Architect of Implosion?
A recent story on CNNMoney explains why various Americans are choosing to pay a penalty instead of purchasing the health insurance nominally required by the so-called "Affordable Care Act" ("ACA"). Basically the insurance mandated by the ACA is far too expensive for some compared to the actual benefits such individuals would expect to receive. Most importantly, like the Massachusetts reform that inspired it, the statute requires health insurance companies to charge younger, healthy individuals premiums that far exceed their expected health expenses, thereby subsidizing coverage for other Americans with higher-than-average expenses. (See this previous post for an explanation of the Massachusetts approach and its onerous impact on younger, healthier individuals.) As a result, and as previously explained on this blog, many rational individuals will be better off if they decline to purchase the mandated insurance, pay the penalty, and thereby self-insure, that is, pay their health care expenses "out-of-pocket."

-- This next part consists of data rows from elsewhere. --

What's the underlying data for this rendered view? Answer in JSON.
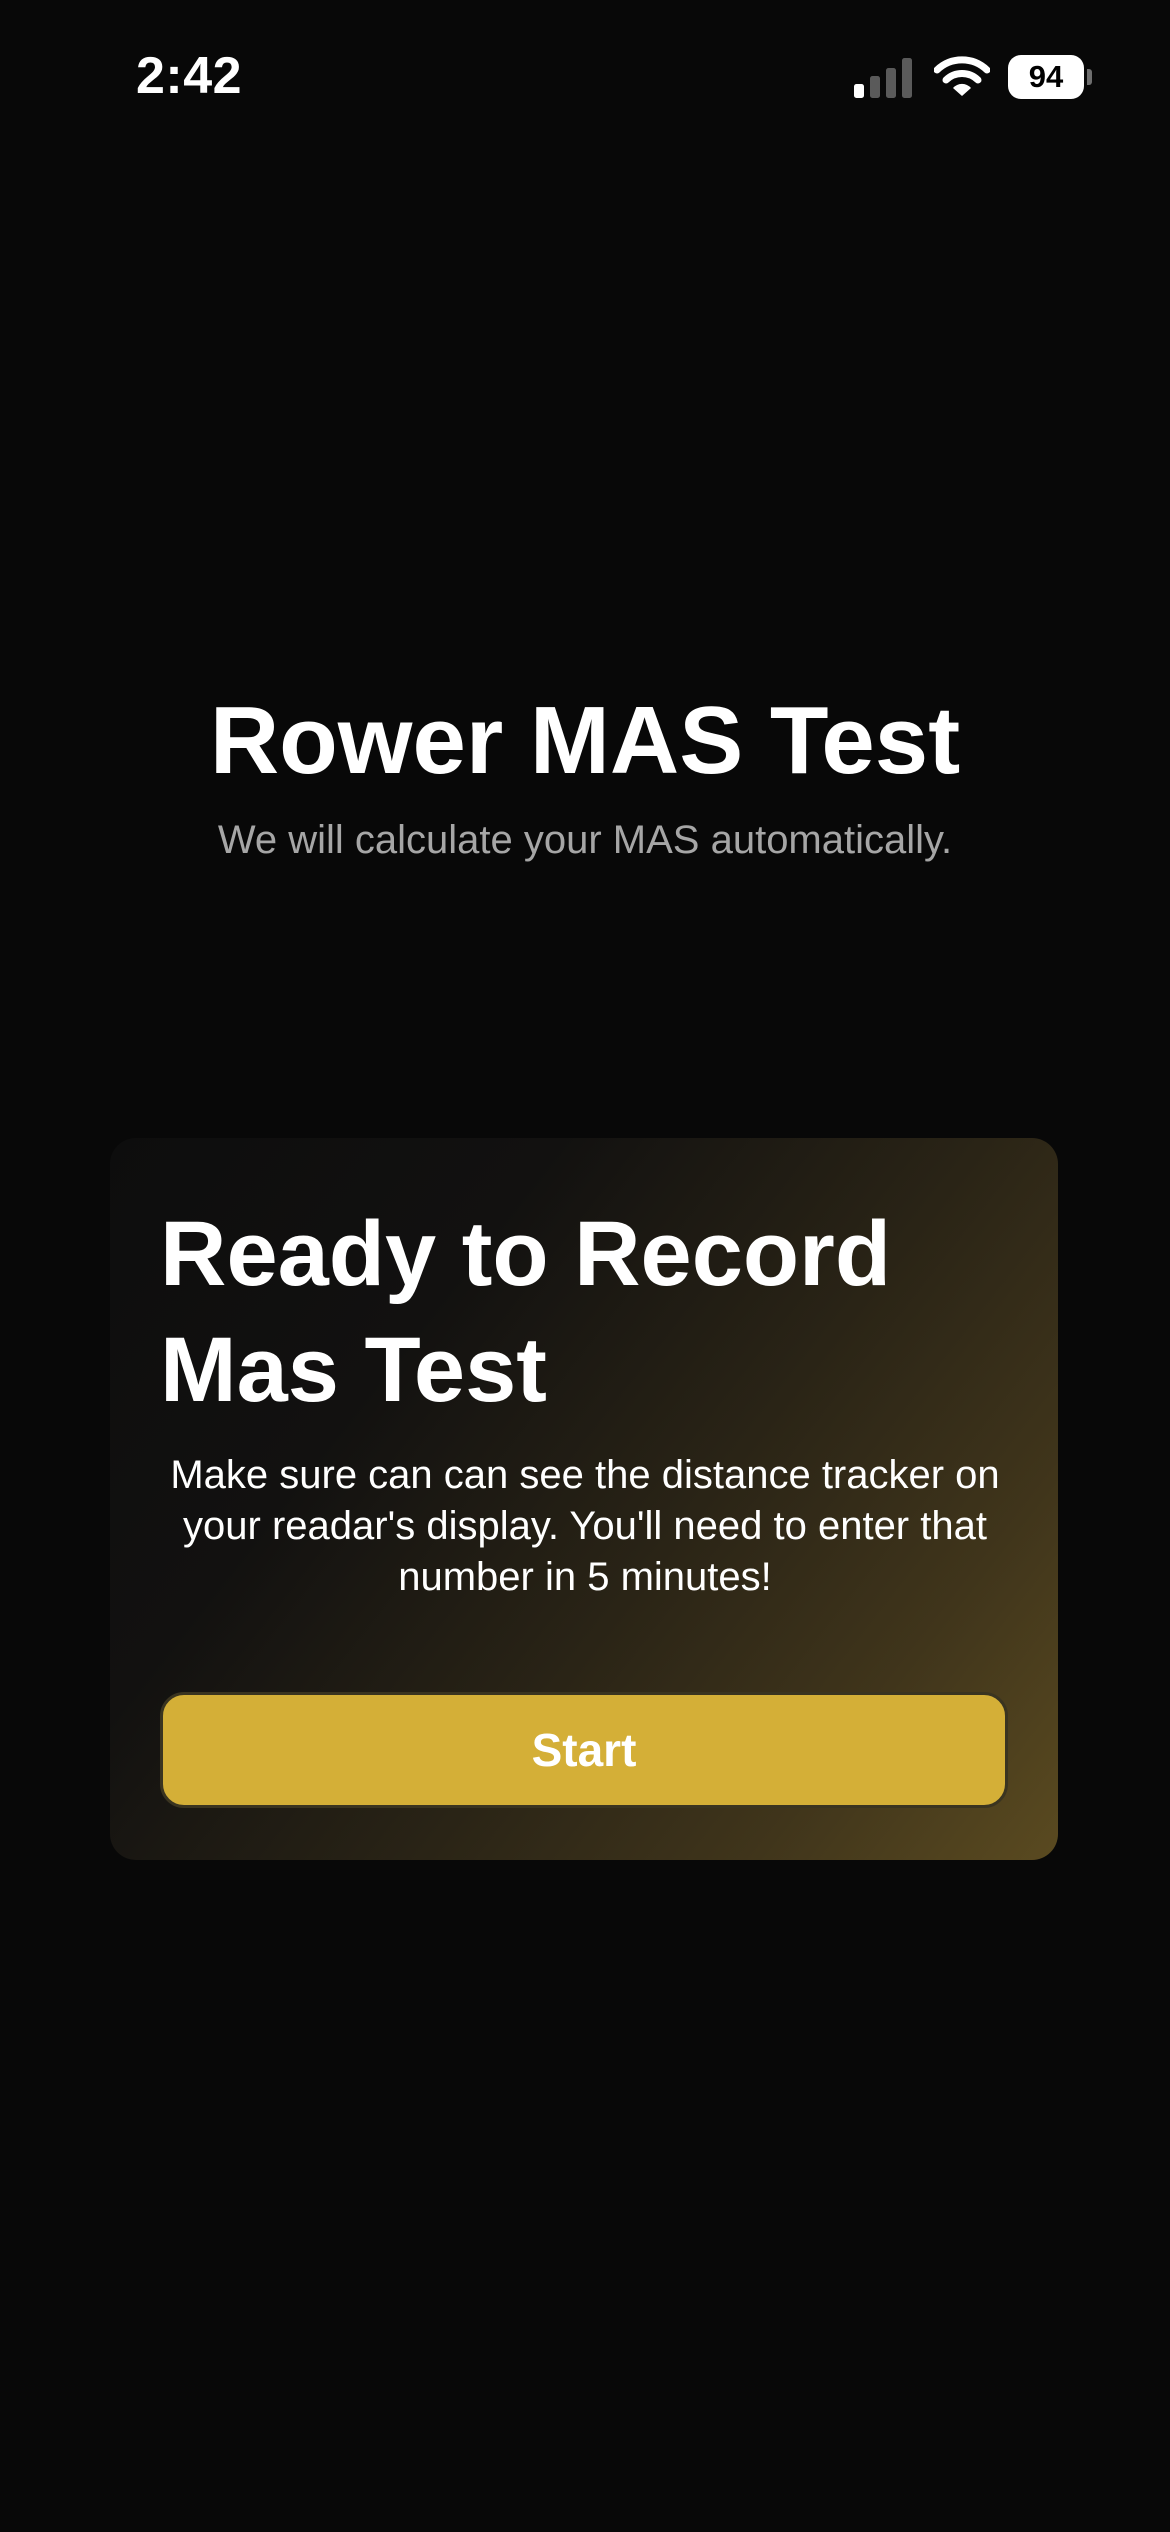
{
  "status_bar": {
    "time": "2:42",
    "battery_level": "94",
    "signal_icon": "cellular-signal-icon",
    "wifi_icon": "wifi-icon"
  },
  "header": {
    "title": "Rower MAS Test",
    "subtitle": "We will calculate your MAS automatically."
  },
  "card": {
    "title_line1": "Ready to Record",
    "title_line2": "Mas Test",
    "body": "Make sure can can see the distance tracker on your readar's display. You'll need to enter that number in 5 minutes!",
    "button_label": "Start"
  },
  "colors": {
    "background": "#080808",
    "accent": "#d4af37",
    "subtitle": "#a6a6a6"
  }
}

The story profiles one such individual, a 29 year old who works as a medical assistant while attending nursing school. According to the story, the insurance mandated by the Act would cost this single individual between $2400 and $3600 per year, despite taxpayer subsidies provided by the ACA, while the penalty for failure to purchase such a plan is about $300 per year. It is therefore no surprise that this individual has concluded that "it is more economical for me to pay $300 a year [in fines] than $200 to $300 a month for insurance I don't use."
These data are of course only anecdotal, although they are consistent with more systematic analyses of the law's impact. (See e.g. here). These data are not surprising in light of the economic incentives that the ACA's centrally-determined pricing structure creates. Moreover, if these data are in fact representative, this would be both good news and bad news for proponents of the Affordable Care Act. The "good news" is that such data would bolster the Supreme Court's July, 2012 determination that the so-called "individual mandate" is an exercise of Congress's taxing power and thus constitutional. As many will recall, a majority of the Supreme Court (Chief Justice Roberts and Justices Scalia, Kennedy, Thomas and Alito) properly held that Congress lacks the authority under the Commerce Clause of the Constitution to compel individuals to purchase health insurance, because coercing individuals to purchase a product against their will is not, under the standard announced by Chief Justice John Marshall in Gibbons v. Ogden, 22 U.S. 1 (1824), a "regulation" of commerce. (See here and here). At the same time, a different majority of the Court, in an opinion by Chief Justice Roberts, sustained the law as an exercise of the taxing power, construing the Act's "penalty" for failure to comply with the mandate as a mere "tax" on such a failure to purchase. As previously explained on this blog, the holding that the penalty was in fact a tax rested upon a determination that the tax is low enough that individuals have a "meaningful choice" between purchasing the "mandated" insurance, on the one hand, or paying the penalty and self-insuring, on the other. Thus, evidence that individuals are in fact choosing the penalty/self-insurance route helps confirm that, at least under the majority's test, the individual mandate is no mandate at all, but instead an option, albeit one distorted by the requirement that individuals without health insurance pay a modest tax if they lack health insurance.
To be sure, Congress could arrest this spiral by raising the penalty that individuals who decline insurance must pay and/or threatening such individuals with jail time, thereby transforming an option into a mandate. However, such legislation would contradict the Court's recent holding that such a mandate exceeds the scope of Congress's power, thereby placing any such fix in immedate legal jeopardy. In short, a Congress serious about real health reform should begin to examine alternative means of achieving the Affordable Care Act's objectives by, for instance, altering regulatory policies that increase the price of health care. (See here, here, and here, for previous entries on this blog proposing such reforms).